_Your goal_
Give back the data in full. Leave nothing out.

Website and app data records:

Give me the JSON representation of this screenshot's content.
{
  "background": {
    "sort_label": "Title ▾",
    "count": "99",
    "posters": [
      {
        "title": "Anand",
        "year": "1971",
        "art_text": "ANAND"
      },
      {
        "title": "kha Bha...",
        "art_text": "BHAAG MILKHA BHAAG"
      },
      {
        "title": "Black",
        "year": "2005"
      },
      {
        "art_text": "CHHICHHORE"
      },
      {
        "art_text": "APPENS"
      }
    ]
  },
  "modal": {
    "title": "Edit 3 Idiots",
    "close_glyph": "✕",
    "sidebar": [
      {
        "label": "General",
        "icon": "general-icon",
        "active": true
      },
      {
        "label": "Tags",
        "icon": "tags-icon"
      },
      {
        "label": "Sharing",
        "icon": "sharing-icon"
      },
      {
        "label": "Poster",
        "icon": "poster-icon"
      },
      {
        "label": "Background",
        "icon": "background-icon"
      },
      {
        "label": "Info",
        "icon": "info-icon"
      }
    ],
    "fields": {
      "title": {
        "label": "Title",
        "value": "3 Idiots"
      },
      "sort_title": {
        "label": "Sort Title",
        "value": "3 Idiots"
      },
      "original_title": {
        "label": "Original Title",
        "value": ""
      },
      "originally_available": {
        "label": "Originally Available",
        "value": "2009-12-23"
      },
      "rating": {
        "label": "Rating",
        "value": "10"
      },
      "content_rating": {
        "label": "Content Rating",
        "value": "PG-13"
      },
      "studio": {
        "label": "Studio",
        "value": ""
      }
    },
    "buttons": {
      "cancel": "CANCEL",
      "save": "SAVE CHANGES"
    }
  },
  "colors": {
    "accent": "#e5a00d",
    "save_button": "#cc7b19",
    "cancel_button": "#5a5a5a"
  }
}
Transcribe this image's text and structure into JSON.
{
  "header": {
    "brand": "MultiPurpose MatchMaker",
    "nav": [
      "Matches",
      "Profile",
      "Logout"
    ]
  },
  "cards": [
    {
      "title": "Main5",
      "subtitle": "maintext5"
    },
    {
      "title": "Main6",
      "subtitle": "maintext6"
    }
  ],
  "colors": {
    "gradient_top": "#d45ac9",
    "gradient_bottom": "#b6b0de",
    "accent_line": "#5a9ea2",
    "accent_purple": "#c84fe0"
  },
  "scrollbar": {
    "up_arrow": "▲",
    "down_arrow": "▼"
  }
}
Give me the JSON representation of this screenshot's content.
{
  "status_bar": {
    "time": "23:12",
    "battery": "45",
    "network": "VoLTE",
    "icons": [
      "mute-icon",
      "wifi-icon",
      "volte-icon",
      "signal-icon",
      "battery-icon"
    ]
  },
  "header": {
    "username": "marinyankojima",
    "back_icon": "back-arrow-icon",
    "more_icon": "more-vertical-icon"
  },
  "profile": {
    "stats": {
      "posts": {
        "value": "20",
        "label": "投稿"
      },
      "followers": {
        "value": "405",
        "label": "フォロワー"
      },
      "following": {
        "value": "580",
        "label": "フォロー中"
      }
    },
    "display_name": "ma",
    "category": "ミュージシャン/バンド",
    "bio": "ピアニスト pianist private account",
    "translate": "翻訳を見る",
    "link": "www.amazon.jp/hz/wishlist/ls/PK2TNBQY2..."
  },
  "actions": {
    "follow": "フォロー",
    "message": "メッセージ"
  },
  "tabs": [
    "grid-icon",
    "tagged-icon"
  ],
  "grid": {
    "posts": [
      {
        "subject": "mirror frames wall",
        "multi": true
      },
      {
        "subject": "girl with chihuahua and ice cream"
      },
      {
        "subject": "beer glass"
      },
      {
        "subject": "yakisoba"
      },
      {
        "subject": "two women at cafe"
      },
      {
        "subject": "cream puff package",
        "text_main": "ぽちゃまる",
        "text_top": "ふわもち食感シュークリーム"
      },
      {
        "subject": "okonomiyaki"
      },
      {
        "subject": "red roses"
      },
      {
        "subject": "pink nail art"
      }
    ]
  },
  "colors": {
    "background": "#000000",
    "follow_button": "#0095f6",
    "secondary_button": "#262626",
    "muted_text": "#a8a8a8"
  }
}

_Result for this exercise_
Give me the JSON representation of this screenshot's content.
{
  "background": {
    "sort_label": "Title ▾",
    "count": "99",
    "posters": [
      {
        "title": "Anand",
        "year": "1971",
        "art_text": "ANAND"
      },
      {
        "title": "kha Bha...",
        "art_text": "BHAAG MILKHA BHAAG"
      },
      {
        "title": "Black",
        "year": "2005"
      },
      {
        "art_text": "CHHICHHORE"
      },
      {
        "art_text": "APPENS"
      }
    ]
  },
  "modal": {
    "title": "Edit 3 Idiots",
    "close_glyph": "✕",
    "sidebar": [
      {
        "label": "General",
        "icon": "general-icon",
        "active": true
      },
      {
        "label": "Tags",
        "icon": "tags-icon"
      },
      {
        "label": "Sharing",
        "icon": "sharing-icon"
      },
      {
        "label": "Poster",
        "icon": "poster-icon"
      },
      {
        "label": "Background",
        "icon": "background-icon"
      },
      {
        "label": "Info",
        "icon": "info-icon"
      }
    ],
    "fields": {
      "title": {
        "label": "Title",
        "value": "3 Idiots"
      },
      "sort_title": {
        "label": "Sort Title",
        "value": "3 Idiots"
      },
      "original_title": {
        "label": "Original Title",
        "value": ""
      },
      "originally_available": {
        "label": "Originally Available",
        "value": "2009-12-23"
      },
      "rating": {
        "label": "Rating",
        "value": "10"
      },
      "content_rating": {
        "label": "Content Rating",
        "value": "PG-13"
      },
      "studio": {
        "label": "Studio",
        "value": ""
      }
    },
    "buttons": {
      "cancel": "CANCEL",
      "save": "SAVE CHANGES"
    }
  },
  "colors": {
    "accent": "#e5a00d",
    "save_button": "#cc7b19",
    "cancel_button": "#5a5a5a"
  }
}
Transcribe this image's text and structure into JSON.
{
  "header": {
    "brand": "MultiPurpose MatchMaker",
    "nav": [
      "Matches",
      "Profile",
      "Logout"
    ]
  },
  "cards": [
    {
      "title": "Main5",
      "subtitle": "maintext5"
    },
    {
      "title": "Main6",
      "subtitle": "maintext6"
    }
  ],
  "colors": {
    "gradient_top": "#d45ac9",
    "gradient_bottom": "#b6b0de",
    "accent_line": "#5a9ea2",
    "accent_purple": "#c84fe0"
  },
  "scrollbar": {
    "up_arrow": "▲",
    "down_arrow": "▼"
  }
}
Give me the JSON representation of this screenshot's content.
{
  "status_bar": {
    "time": "23:12",
    "battery": "45",
    "network": "VoLTE",
    "icons": [
      "mute-icon",
      "wifi-icon",
      "volte-icon",
      "signal-icon",
      "battery-icon"
    ]
  },
  "header": {
    "username": "marinyankojima",
    "back_icon": "back-arrow-icon",
    "more_icon": "more-vertical-icon"
  },
  "profile": {
    "stats": {
      "posts": {
        "value": "20",
        "label": "投稿"
      },
      "followers": {
        "value": "405",
        "label": "フォロワー"
      },
      "following": {
        "value": "580",
        "label": "フォロー中"
      }
    },
    "display_name": "ma",
    "category": "ミュージシャン/バンド",
    "bio": "ピアニスト pianist private account",
    "translate": "翻訳を見る",
    "link": "www.amazon.jp/hz/wishlist/ls/PK2TNBQY2..."
  },
  "actions": {
    "follow": "フォロー",
    "message": "メッセージ"
  },
  "tabs": [
    "grid-icon",
    "tagged-icon"
  ],
  "grid": {
    "posts": [
      {
        "subject": "mirror frames wall",
        "multi": true
      },
      {
        "subject": "girl with chihuahua and ice cream"
      },
      {
        "subject": "beer glass"
      },
      {
        "subject": "yakisoba"
      },
      {
        "subject": "two women at cafe"
      },
      {
        "subject": "cream puff package",
        "text_main": "ぽちゃまる",
        "text_top": "ふわもち食感シュークリーム"
      },
      {
        "subject": "okonomiyaki"
      },
      {
        "subject": "red roses"
      },
      {
        "subject": "pink nail art"
      }
    ]
  },
  "colors": {
    "background": "#000000",
    "follow_button": "#0095f6",
    "secondary_button": "#262626",
    "muted_text": "#a8a8a8"
  }
}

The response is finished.